• _Data to process_
↓

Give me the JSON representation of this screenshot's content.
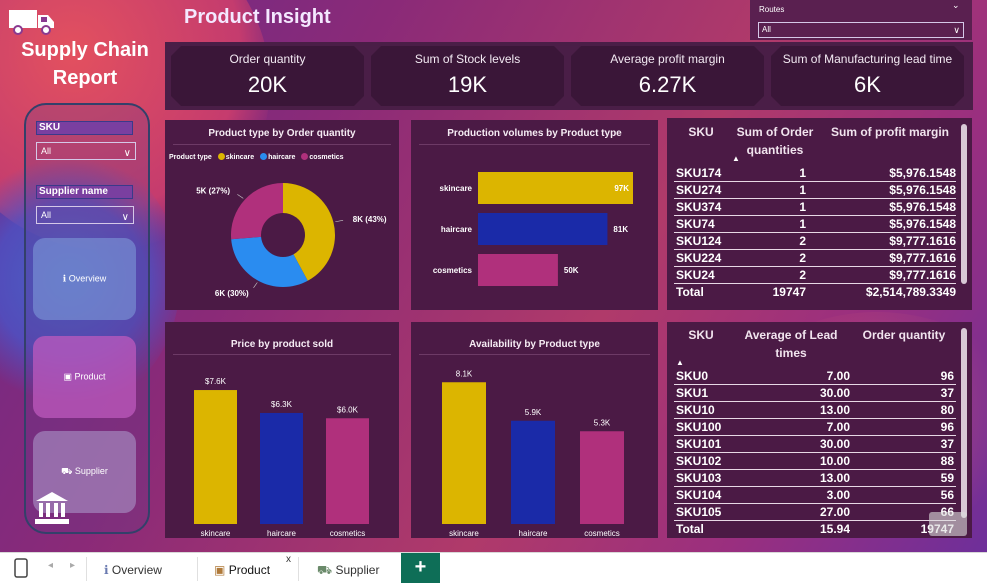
{
  "app": {
    "report_title": "Supply Chain Report",
    "page_title": "Product Insight",
    "colors": {
      "skincare": "#dcb500",
      "haircare": "#1a2aa8",
      "cosmetics": "#b0307c",
      "card_bg": "#4b1a45"
    }
  },
  "routes_slicer": {
    "label": "Routes",
    "value": "All"
  },
  "sidebar": {
    "sku_slicer": {
      "label": "SKU",
      "value": "All"
    },
    "supplier_slicer": {
      "label": "Supplier name",
      "value": "All"
    },
    "nav": [
      {
        "label": "Overview",
        "icon": "info-icon"
      },
      {
        "label": "Product",
        "icon": "box-icon"
      },
      {
        "label": "Supplier",
        "icon": "truck-icon"
      }
    ]
  },
  "kpis": [
    {
      "label": "Order quantity",
      "value": "20K"
    },
    {
      "label": "Sum of Stock levels",
      "value": "19K"
    },
    {
      "label": "Average profit margin",
      "value": "6.27K"
    },
    {
      "label": "Sum of Manufacturing lead time",
      "value": "6K"
    }
  ],
  "donut": {
    "title": "Product type by Order quantity",
    "legend_title": "Product type",
    "labels": [
      "8K (43%)",
      "6K (30%)",
      "5K (27%)"
    ]
  },
  "production": {
    "title": "Production volumes by Product type"
  },
  "price": {
    "title": "Price by product sold"
  },
  "availability": {
    "title": "Availability by Product type"
  },
  "chart_data": [
    {
      "type": "pie",
      "title": "Product type by Order quantity",
      "legend_title": "Product type",
      "categories": [
        "skincare",
        "haircare",
        "cosmetics"
      ],
      "values": [
        8000,
        6000,
        5000
      ],
      "percent": [
        43,
        30,
        27
      ],
      "data_labels": [
        "8K (43%)",
        "6K (30%)",
        "5K (27%)"
      ],
      "legend": "top-left"
    },
    {
      "type": "bar",
      "orientation": "horizontal",
      "title": "Production volumes by Product type",
      "categories": [
        "skincare",
        "haircare",
        "cosmetics"
      ],
      "values": [
        97000,
        81000,
        50000
      ],
      "data_labels": [
        "97K",
        "81K",
        "50K"
      ]
    },
    {
      "type": "bar",
      "title": "Price by product sold",
      "categories": [
        "skincare",
        "haircare",
        "cosmetics"
      ],
      "values": [
        7600,
        6300,
        6000
      ],
      "data_labels": [
        "$7.6K",
        "$6.3K",
        "$6.0K"
      ]
    },
    {
      "type": "bar",
      "title": "Availability by Product type",
      "categories": [
        "skincare",
        "haircare",
        "cosmetics"
      ],
      "values": [
        8100,
        5900,
        5300
      ],
      "data_labels": [
        "8.1K",
        "5.9K",
        "5.3K"
      ]
    }
  ],
  "table1": {
    "headers": [
      "SKU",
      "Sum of Order quantities",
      "Sum of profit margin"
    ],
    "rows": [
      [
        "SKU174",
        "1",
        "$5,976.1548"
      ],
      [
        "SKU274",
        "1",
        "$5,976.1548"
      ],
      [
        "SKU374",
        "1",
        "$5,976.1548"
      ],
      [
        "SKU74",
        "1",
        "$5,976.1548"
      ],
      [
        "SKU124",
        "2",
        "$9,777.1616"
      ],
      [
        "SKU224",
        "2",
        "$9,777.1616"
      ],
      [
        "SKU24",
        "2",
        "$9,777.1616"
      ]
    ],
    "total": [
      "Total",
      "19747",
      "$2,514,789.3349"
    ]
  },
  "table2": {
    "headers": [
      "SKU",
      "Average of Lead times",
      "Order quantity"
    ],
    "rows": [
      [
        "SKU0",
        "7.00",
        "96"
      ],
      [
        "SKU1",
        "30.00",
        "37"
      ],
      [
        "SKU10",
        "13.00",
        "80"
      ],
      [
        "SKU100",
        "7.00",
        "96"
      ],
      [
        "SKU101",
        "30.00",
        "37"
      ],
      [
        "SKU102",
        "10.00",
        "88"
      ],
      [
        "SKU103",
        "13.00",
        "59"
      ],
      [
        "SKU104",
        "3.00",
        "56"
      ],
      [
        "SKU105",
        "27.00",
        "66"
      ]
    ],
    "total": [
      "Total",
      "15.94",
      "19747"
    ]
  },
  "tabbar": {
    "tabs": [
      {
        "label": "Overview",
        "icon": "info-icon"
      },
      {
        "label": "Product",
        "icon": "box-icon",
        "active": true
      },
      {
        "label": "Supplier",
        "icon": "truck-icon"
      }
    ],
    "close": "x",
    "add": "+"
  }
}
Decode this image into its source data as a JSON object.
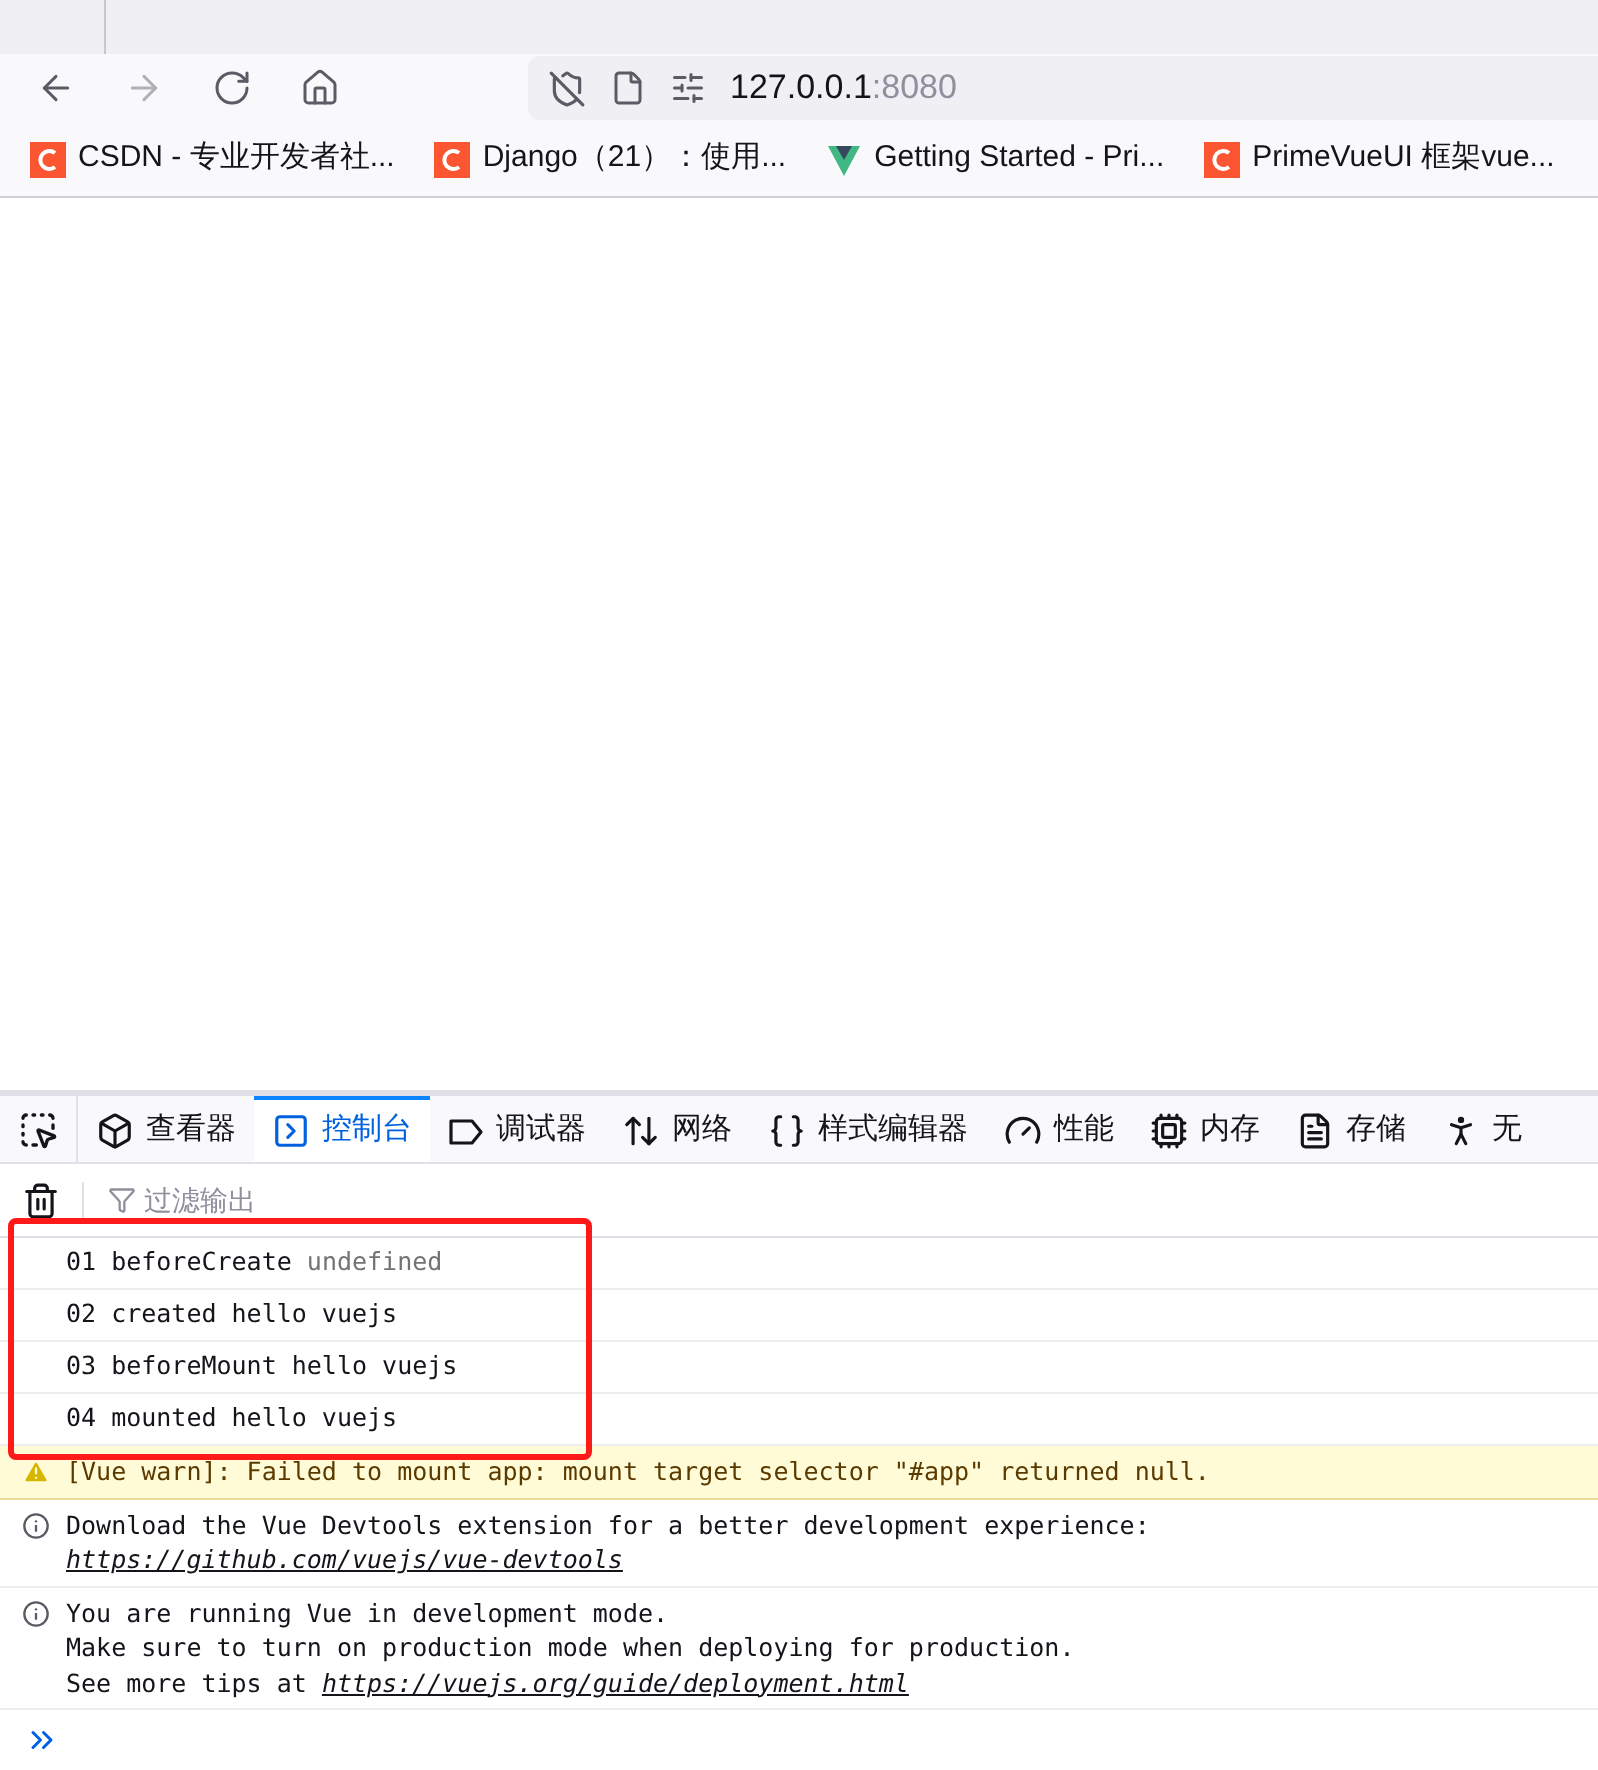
{
  "browser": {
    "nav": [
      {
        "kind": "back",
        "disabled": false
      },
      {
        "kind": "forward",
        "disabled": true
      },
      {
        "kind": "reload",
        "disabled": false
      },
      {
        "kind": "home",
        "disabled": false
      }
    ],
    "url": {
      "host": "127.0.0.1",
      "port": ":8080"
    },
    "bookmarks": [
      {
        "kind": "csdn",
        "label": "CSDN - 专业开发者社..."
      },
      {
        "kind": "csdn",
        "label": "Django（21）：使用..."
      },
      {
        "kind": "vue",
        "label": "Getting Started - Pri..."
      },
      {
        "kind": "csdn",
        "label": "PrimeVueUI 框架vue..."
      }
    ]
  },
  "devtools": {
    "tabs": [
      {
        "kind": "inspector",
        "label": "查看器",
        "selected": false
      },
      {
        "kind": "console",
        "label": "控制台",
        "selected": true
      },
      {
        "kind": "debugger",
        "label": "调试器",
        "selected": false
      },
      {
        "kind": "network",
        "label": "网络",
        "selected": false
      },
      {
        "kind": "style",
        "label": "样式编辑器",
        "selected": false
      },
      {
        "kind": "performance",
        "label": "性能",
        "selected": false
      },
      {
        "kind": "memory",
        "label": "内存",
        "selected": false
      },
      {
        "kind": "storage",
        "label": "存储",
        "selected": false
      },
      {
        "kind": "accessibility",
        "label": "无",
        "selected": false
      }
    ],
    "filter": {
      "placeholder": "过滤输出"
    },
    "highlighted_logs": [
      {
        "text": "01 beforeCreate",
        "value": "undefined"
      },
      {
        "text": "02 created hello vuejs"
      },
      {
        "text": "03 beforeMount hello vuejs"
      },
      {
        "text": "04 mounted hello vuejs"
      }
    ],
    "messages": [
      {
        "kind": "warn",
        "lines": [
          {
            "text": "[Vue warn]: Failed to mount app: mount target selector \"#app\" returned null."
          }
        ]
      },
      {
        "kind": "info",
        "lines": [
          {
            "text": "Download the Vue Devtools extension for a better development experience:"
          },
          {
            "link": "https://github.com/vuejs/vue-devtools"
          }
        ]
      },
      {
        "kind": "info",
        "lines": [
          {
            "text": "You are running Vue in development mode."
          },
          {
            "text": "Make sure to turn on production mode when deploying for production."
          },
          {
            "text": "See more tips at ",
            "link": "https://vuejs.org/guide/deployment.html"
          }
        ]
      }
    ]
  }
}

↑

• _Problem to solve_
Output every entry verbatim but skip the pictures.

• _Exercise output_
Give me the JSON representation of this screenshot's content.
{
  "app": {
    "report_title": "Supply Chain Report",
    "page_title": "Product Insight",
    "colors": {
      "skincare": "#dcb500",
      "haircare": "#1a2aa8",
      "cosmetics": "#b0307c",
      "card_bg": "#4b1a45"
    }
  },
  "routes_slicer": {
    "label": "Routes",
    "value": "All"
  },
  "sidebar": {
    "sku_slicer": {
      "label": "SKU",
      "value": "All"
    },
    "supplier_slicer": {
      "label": "Supplier name",
      "value": "All"
    },
    "nav": [
      {
        "label": "Overview",
        "icon": "info-icon"
      },
      {
        "label": "Product",
        "icon": "box-icon"
      },
      {
        "label": "Supplier",
        "icon": "truck-icon"
      }
    ]
  },
  "kpis": [
    {
      "label": "Order quantity",
      "value": "20K"
    },
    {
      "label": "Sum of Stock levels",
      "value": "19K"
    },
    {
      "label": "Average profit margin",
      "value": "6.27K"
    },
    {
      "label": "Sum of Manufacturing lead time",
      "value": "6K"
    }
  ],
  "donut": {
    "title": "Product type by Order quantity",
    "legend_title": "Product type",
    "labels": [
      "8K (43%)",
      "6K (30%)",
      "5K (27%)"
    ]
  },
  "production": {
    "title": "Production volumes by Product type"
  },
  "price": {
    "title": "Price by product sold"
  },
  "availability": {
    "title": "Availability by Product type"
  },
  "chart_data": [
    {
      "type": "pie",
      "title": "Product type by Order quantity",
      "legend_title": "Product type",
      "categories": [
        "skincare",
        "haircare",
        "cosmetics"
      ],
      "values": [
        8000,
        6000,
        5000
      ],
      "percent": [
        43,
        30,
        27
      ],
      "data_labels": [
        "8K (43%)",
        "6K (30%)",
        "5K (27%)"
      ],
      "legend": "top-left"
    },
    {
      "type": "bar",
      "orientation": "horizontal",
      "title": "Production volumes by Product type",
      "categories": [
        "skincare",
        "haircare",
        "cosmetics"
      ],
      "values": [
        97000,
        81000,
        50000
      ],
      "data_labels": [
        "97K",
        "81K",
        "50K"
      ]
    },
    {
      "type": "bar",
      "title": "Price by product sold",
      "categories": [
        "skincare",
        "haircare",
        "cosmetics"
      ],
      "values": [
        7600,
        6300,
        6000
      ],
      "data_labels": [
        "$7.6K",
        "$6.3K",
        "$6.0K"
      ]
    },
    {
      "type": "bar",
      "title": "Availability by Product type",
      "categories": [
        "skincare",
        "haircare",
        "cosmetics"
      ],
      "values": [
        8100,
        5900,
        5300
      ],
      "data_labels": [
        "8.1K",
        "5.9K",
        "5.3K"
      ]
    }
  ],
  "table1": {
    "headers": [
      "SKU",
      "Sum of Order quantities",
      "Sum of profit margin"
    ],
    "rows": [
      [
        "SKU174",
        "1",
        "$5,976.1548"
      ],
      [
        "SKU274",
        "1",
        "$5,976.1548"
      ],
      [
        "SKU374",
        "1",
        "$5,976.1548"
      ],
      [
        "SKU74",
        "1",
        "$5,976.1548"
      ],
      [
        "SKU124",
        "2",
        "$9,777.1616"
      ],
      [
        "SKU224",
        "2",
        "$9,777.1616"
      ],
      [
        "SKU24",
        "2",
        "$9,777.1616"
      ]
    ],
    "total": [
      "Total",
      "19747",
      "$2,514,789.3349"
    ]
  },
  "table2": {
    "headers": [
      "SKU",
      "Average of Lead times",
      "Order quantity"
    ],
    "rows": [
      [
        "SKU0",
        "7.00",
        "96"
      ],
      [
        "SKU1",
        "30.00",
        "37"
      ],
      [
        "SKU10",
        "13.00",
        "80"
      ],
      [
        "SKU100",
        "7.00",
        "96"
      ],
      [
        "SKU101",
        "30.00",
        "37"
      ],
      [
        "SKU102",
        "10.00",
        "88"
      ],
      [
        "SKU103",
        "13.00",
        "59"
      ],
      [
        "SKU104",
        "3.00",
        "56"
      ],
      [
        "SKU105",
        "27.00",
        "66"
      ]
    ],
    "total": [
      "Total",
      "15.94",
      "19747"
    ]
  },
  "tabbar": {
    "tabs": [
      {
        "label": "Overview",
        "icon": "info-icon"
      },
      {
        "label": "Product",
        "icon": "box-icon",
        "active": true
      },
      {
        "label": "Supplier",
        "icon": "truck-icon"
      }
    ],
    "close": "x",
    "add": "+"
  }
}
Decode this image into its source data as a JSON object.
{
  "browser": {
    "nav": [
      {
        "kind": "back",
        "disabled": false
      },
      {
        "kind": "forward",
        "disabled": true
      },
      {
        "kind": "reload",
        "disabled": false
      },
      {
        "kind": "home",
        "disabled": false
      }
    ],
    "url": {
      "host": "127.0.0.1",
      "port": ":8080"
    },
    "bookmarks": [
      {
        "kind": "csdn",
        "label": "CSDN - 专业开发者社..."
      },
      {
        "kind": "csdn",
        "label": "Django（21）：使用..."
      },
      {
        "kind": "vue",
        "label": "Getting Started - Pri..."
      },
      {
        "kind": "csdn",
        "label": "PrimeVueUI 框架vue..."
      }
    ]
  },
  "devtools": {
    "tabs": [
      {
        "kind": "inspector",
        "label": "查看器",
        "selected": false
      },
      {
        "kind": "console",
        "label": "控制台",
        "selected": true
      },
      {
        "kind": "debugger",
        "label": "调试器",
        "selected": false
      },
      {
        "kind": "network",
        "label": "网络",
        "selected": false
      },
      {
        "kind": "style",
        "label": "样式编辑器",
        "selected": false
      },
      {
        "kind": "performance",
        "label": "性能",
        "selected": false
      },
      {
        "kind": "memory",
        "label": "内存",
        "selected": false
      },
      {
        "kind": "storage",
        "label": "存储",
        "selected": false
      },
      {
        "kind": "accessibility",
        "label": "无",
        "selected": false
      }
    ],
    "filter": {
      "placeholder": "过滤输出"
    },
    "highlighted_logs": [
      {
        "text": "01 beforeCreate",
        "value": "undefined"
      },
      {
        "text": "02 created hello vuejs"
      },
      {
        "text": "03 beforeMount hello vuejs"
      },
      {
        "text": "04 mounted hello vuejs"
      }
    ],
    "messages": [
      {
        "kind": "warn",
        "lines": [
          {
            "text": "[Vue warn]: Failed to mount app: mount target selector \"#app\" returned null."
          }
        ]
      },
      {
        "kind": "info",
        "lines": [
          {
            "text": "Download the Vue Devtools extension for a better development experience:"
          },
          {
            "link": "https://github.com/vuejs/vue-devtools"
          }
        ]
      },
      {
        "kind": "info",
        "lines": [
          {
            "text": "You are running Vue in development mode."
          },
          {
            "text": "Make sure to turn on production mode when deploying for production."
          },
          {
            "text": "See more tips at ",
            "link": "https://vuejs.org/guide/deployment.html"
          }
        ]
      }
    ]
  }
}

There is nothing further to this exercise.